### PROVIDED DATA

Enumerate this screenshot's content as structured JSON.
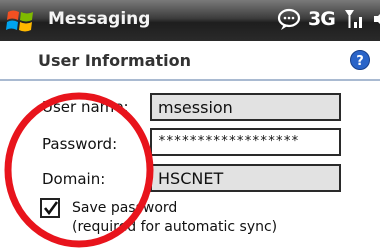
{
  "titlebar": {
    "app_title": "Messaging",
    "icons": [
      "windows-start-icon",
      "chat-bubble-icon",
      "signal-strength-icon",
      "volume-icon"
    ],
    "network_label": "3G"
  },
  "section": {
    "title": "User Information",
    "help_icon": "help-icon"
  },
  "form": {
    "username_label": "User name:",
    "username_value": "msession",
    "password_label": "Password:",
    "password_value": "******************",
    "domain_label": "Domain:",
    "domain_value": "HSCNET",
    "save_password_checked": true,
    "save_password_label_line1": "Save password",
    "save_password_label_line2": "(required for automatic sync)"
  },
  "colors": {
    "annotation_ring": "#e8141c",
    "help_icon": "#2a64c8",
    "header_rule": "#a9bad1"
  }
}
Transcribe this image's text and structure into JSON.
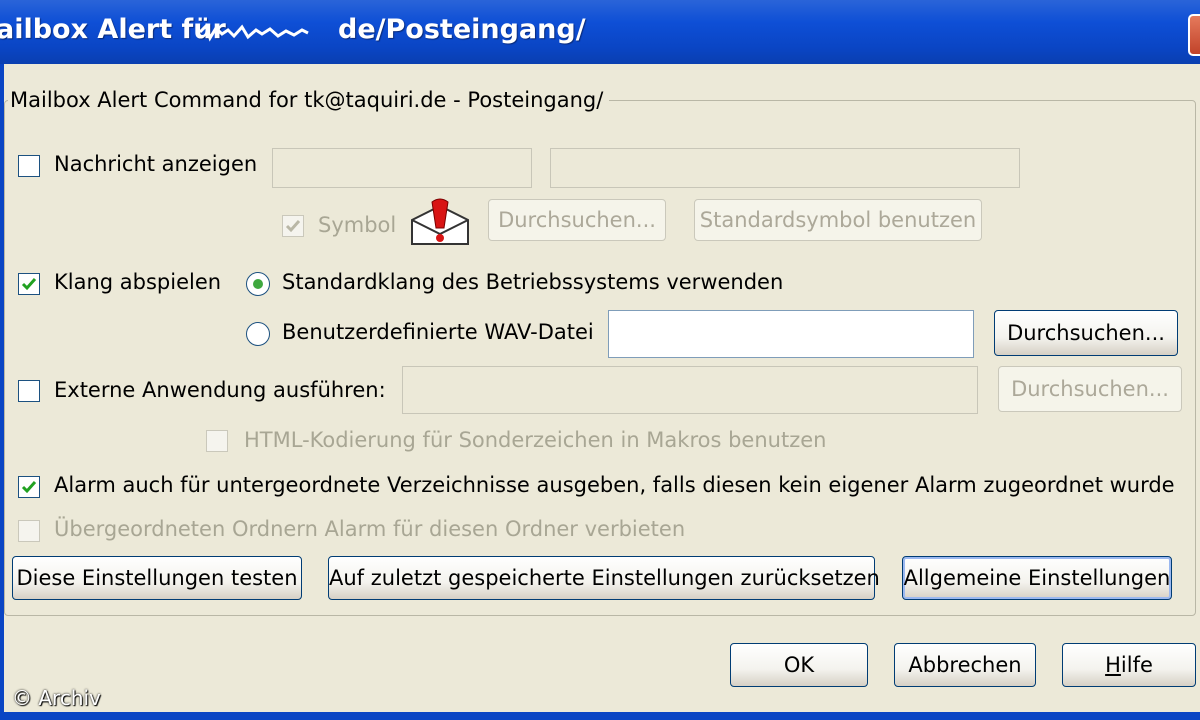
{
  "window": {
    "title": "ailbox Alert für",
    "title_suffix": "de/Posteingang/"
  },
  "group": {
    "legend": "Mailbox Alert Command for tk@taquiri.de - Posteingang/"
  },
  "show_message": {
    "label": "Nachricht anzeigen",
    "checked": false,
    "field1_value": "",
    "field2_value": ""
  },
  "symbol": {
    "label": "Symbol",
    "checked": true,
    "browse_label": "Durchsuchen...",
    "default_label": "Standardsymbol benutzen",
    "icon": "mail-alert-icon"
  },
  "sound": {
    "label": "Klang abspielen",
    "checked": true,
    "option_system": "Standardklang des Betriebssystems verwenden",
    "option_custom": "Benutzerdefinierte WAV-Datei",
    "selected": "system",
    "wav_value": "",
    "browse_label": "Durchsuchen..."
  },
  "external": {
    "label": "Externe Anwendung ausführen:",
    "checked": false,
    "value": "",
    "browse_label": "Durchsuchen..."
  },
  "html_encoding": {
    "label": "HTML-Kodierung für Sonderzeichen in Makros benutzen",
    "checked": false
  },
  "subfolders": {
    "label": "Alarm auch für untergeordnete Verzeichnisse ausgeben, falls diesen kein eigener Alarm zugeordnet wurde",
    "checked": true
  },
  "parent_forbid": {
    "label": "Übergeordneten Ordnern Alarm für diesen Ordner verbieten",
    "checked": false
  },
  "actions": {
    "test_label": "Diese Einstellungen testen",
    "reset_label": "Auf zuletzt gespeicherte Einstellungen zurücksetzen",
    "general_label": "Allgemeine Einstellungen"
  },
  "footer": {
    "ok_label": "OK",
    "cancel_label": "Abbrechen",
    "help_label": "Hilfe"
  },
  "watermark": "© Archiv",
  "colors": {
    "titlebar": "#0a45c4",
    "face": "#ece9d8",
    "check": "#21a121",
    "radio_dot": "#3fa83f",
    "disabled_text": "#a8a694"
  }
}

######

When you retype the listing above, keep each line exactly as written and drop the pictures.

--- WRITTEN RESPONSE ---
Enumerate this screenshot's content as structured JSON.
{
  "titlebar": {
    "app_title": "Messaging",
    "icons": [
      "windows-start-icon",
      "chat-bubble-icon",
      "signal-strength-icon",
      "volume-icon"
    ],
    "network_label": "3G"
  },
  "section": {
    "title": "User Information",
    "help_icon": "help-icon"
  },
  "form": {
    "username_label": "User name:",
    "username_value": "msession",
    "password_label": "Password:",
    "password_value": "******************",
    "domain_label": "Domain:",
    "domain_value": "HSCNET",
    "save_password_checked": true,
    "save_password_label_line1": "Save password",
    "save_password_label_line2": "(required for automatic sync)"
  },
  "colors": {
    "annotation_ring": "#e8141c",
    "help_icon": "#2a64c8",
    "header_rule": "#a9bad1"
  }
}
Transcribe this image's text and structure into JSON.
{
  "window": {
    "title": "ailbox Alert für",
    "title_suffix": "de/Posteingang/"
  },
  "group": {
    "legend": "Mailbox Alert Command for tk@taquiri.de - Posteingang/"
  },
  "show_message": {
    "label": "Nachricht anzeigen",
    "checked": false,
    "field1_value": "",
    "field2_value": ""
  },
  "symbol": {
    "label": "Symbol",
    "checked": true,
    "browse_label": "Durchsuchen...",
    "default_label": "Standardsymbol benutzen",
    "icon": "mail-alert-icon"
  },
  "sound": {
    "label": "Klang abspielen",
    "checked": true,
    "option_system": "Standardklang des Betriebssystems verwenden",
    "option_custom": "Benutzerdefinierte WAV-Datei",
    "selected": "system",
    "wav_value": "",
    "browse_label": "Durchsuchen..."
  },
  "external": {
    "label": "Externe Anwendung ausführen:",
    "checked": false,
    "value": "",
    "browse_label": "Durchsuchen..."
  },
  "html_encoding": {
    "label": "HTML-Kodierung für Sonderzeichen in Makros benutzen",
    "checked": false
  },
  "subfolders": {
    "label": "Alarm auch für untergeordnete Verzeichnisse ausgeben, falls diesen kein eigener Alarm zugeordnet wurde",
    "checked": true
  },
  "parent_forbid": {
    "label": "Übergeordneten Ordnern Alarm für diesen Ordner verbieten",
    "checked": false
  },
  "actions": {
    "test_label": "Diese Einstellungen testen",
    "reset_label": "Auf zuletzt gespeicherte Einstellungen zurücksetzen",
    "general_label": "Allgemeine Einstellungen"
  },
  "footer": {
    "ok_label": "OK",
    "cancel_label": "Abbrechen",
    "help_label": "Hilfe"
  },
  "watermark": "© Archiv",
  "colors": {
    "titlebar": "#0a45c4",
    "face": "#ece9d8",
    "check": "#21a121",
    "radio_dot": "#3fa83f",
    "disabled_text": "#a8a694"
  }
}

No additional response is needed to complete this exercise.